> [WORK INSTRUCTION]
Filter task. Return each line of the material that holds the string "title".

> [RECORDS PROVIDED]

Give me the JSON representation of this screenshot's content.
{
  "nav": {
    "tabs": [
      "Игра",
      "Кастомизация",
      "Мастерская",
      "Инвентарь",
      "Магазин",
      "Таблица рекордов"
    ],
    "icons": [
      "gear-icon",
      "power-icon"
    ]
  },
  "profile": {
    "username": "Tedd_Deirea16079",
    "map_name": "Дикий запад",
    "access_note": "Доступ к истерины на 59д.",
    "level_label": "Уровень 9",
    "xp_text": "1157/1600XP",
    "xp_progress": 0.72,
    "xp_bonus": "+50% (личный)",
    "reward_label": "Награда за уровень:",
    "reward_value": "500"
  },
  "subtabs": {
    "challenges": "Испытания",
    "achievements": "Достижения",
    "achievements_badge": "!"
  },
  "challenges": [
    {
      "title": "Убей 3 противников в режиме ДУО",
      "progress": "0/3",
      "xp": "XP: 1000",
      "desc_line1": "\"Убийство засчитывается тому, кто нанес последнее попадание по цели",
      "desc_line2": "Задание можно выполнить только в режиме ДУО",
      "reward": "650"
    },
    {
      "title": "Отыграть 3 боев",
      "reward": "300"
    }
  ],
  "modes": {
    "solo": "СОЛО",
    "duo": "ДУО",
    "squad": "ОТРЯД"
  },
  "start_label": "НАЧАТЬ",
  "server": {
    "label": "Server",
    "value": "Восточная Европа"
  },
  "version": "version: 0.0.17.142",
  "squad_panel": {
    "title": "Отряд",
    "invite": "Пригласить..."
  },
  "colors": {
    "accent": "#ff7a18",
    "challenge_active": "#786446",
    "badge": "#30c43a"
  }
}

> [OUTPUT OF THE TASK]
      "title": "Убей 3 противников в режиме ДУО",
      "title": "Отыграть 3 боев",
    "title": "Отряд",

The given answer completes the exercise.